On Monday, many took to Twitter to call out the Cut for claiming that spray-painted tees, you know, the ones often found at malls, flea markers and/or sweet 16 parties, are new, exclusive pieces of fashion.
The publication tweeted out "See the Alexander Wang t-shirts you can't buy anywhere," in reference to some DIY white tees that the designer had gifted his models after his runway show Saturday night.
While the article that accompanies the tweet goes on to say the shirts are in fact simply "boardwalk T-shirts" and the best party gift of the "'90s bar/bat mitzvah circuit," many were still quick to take issue with the headline, pointing out that there's nothing at all exclusive about a spray-painted T-shirt.
While others are saying that the publication isn't giving credit to black culture and those that grew up wearing these shirts.
Regardless of what the Cut intended by its article, time after time, trends that began in black cultures are often credited to celebrities who have later participated in said trend.
Especially in this past year: hairstyles, like cornrows and microbraids, or a body part like bigger lips, are often said to have been started by people like Kim Kardashian, Kylie Jenner or Cara Delevingne.

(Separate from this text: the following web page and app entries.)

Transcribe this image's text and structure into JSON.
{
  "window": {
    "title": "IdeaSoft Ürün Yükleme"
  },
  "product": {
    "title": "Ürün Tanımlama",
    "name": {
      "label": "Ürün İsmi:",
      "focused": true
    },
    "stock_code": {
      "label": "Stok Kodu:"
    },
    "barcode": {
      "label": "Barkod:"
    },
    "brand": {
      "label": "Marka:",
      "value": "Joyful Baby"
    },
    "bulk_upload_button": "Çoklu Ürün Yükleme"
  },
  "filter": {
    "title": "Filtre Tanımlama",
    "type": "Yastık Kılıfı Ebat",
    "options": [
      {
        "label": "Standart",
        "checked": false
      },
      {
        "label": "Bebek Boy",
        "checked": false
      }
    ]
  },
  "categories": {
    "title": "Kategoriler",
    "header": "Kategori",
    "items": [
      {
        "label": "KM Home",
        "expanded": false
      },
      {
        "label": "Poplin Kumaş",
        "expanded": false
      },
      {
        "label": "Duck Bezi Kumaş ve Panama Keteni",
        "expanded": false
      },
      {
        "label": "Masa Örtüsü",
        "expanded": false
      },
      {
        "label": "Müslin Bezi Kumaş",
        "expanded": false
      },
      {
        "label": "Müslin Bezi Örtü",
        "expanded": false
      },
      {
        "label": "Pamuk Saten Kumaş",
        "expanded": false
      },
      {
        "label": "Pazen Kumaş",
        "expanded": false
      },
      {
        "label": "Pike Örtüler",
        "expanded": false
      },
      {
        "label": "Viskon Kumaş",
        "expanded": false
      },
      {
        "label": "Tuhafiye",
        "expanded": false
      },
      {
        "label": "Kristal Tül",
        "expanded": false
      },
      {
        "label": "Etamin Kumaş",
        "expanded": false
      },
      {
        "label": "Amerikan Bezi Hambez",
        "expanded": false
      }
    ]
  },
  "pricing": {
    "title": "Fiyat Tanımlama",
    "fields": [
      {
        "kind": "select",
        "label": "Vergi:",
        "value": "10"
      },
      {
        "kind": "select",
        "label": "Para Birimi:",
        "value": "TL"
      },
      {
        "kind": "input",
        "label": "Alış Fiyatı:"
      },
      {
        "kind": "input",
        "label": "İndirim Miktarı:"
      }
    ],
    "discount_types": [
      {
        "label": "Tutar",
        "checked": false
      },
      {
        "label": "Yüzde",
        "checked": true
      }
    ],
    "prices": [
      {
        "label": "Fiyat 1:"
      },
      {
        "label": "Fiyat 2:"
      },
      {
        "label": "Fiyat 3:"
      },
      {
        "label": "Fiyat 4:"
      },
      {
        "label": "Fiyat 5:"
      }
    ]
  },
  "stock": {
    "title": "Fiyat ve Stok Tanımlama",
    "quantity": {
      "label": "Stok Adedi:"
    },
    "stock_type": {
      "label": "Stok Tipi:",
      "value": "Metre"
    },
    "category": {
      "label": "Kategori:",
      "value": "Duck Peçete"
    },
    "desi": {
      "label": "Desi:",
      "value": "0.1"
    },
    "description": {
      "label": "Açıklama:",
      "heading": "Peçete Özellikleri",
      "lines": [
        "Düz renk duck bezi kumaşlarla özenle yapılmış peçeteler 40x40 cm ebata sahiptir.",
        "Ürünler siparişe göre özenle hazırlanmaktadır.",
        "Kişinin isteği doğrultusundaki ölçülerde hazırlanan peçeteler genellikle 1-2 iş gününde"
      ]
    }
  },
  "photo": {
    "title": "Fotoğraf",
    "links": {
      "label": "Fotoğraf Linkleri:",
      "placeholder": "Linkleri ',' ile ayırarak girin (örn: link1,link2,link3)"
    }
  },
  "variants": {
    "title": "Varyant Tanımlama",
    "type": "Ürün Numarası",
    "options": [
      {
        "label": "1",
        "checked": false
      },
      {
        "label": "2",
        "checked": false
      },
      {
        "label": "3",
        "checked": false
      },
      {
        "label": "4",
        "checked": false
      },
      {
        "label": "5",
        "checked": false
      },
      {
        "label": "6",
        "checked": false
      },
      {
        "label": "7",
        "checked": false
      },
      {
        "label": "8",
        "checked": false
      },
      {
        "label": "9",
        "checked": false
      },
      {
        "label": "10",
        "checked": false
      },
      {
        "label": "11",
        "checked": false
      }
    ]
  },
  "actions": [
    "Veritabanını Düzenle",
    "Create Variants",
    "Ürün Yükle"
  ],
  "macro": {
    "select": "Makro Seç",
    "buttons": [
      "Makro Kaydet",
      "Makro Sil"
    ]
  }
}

Bottom line is the "can't" in the tweet should be replaced with a "can," and the "anywhere," should be "everywhere."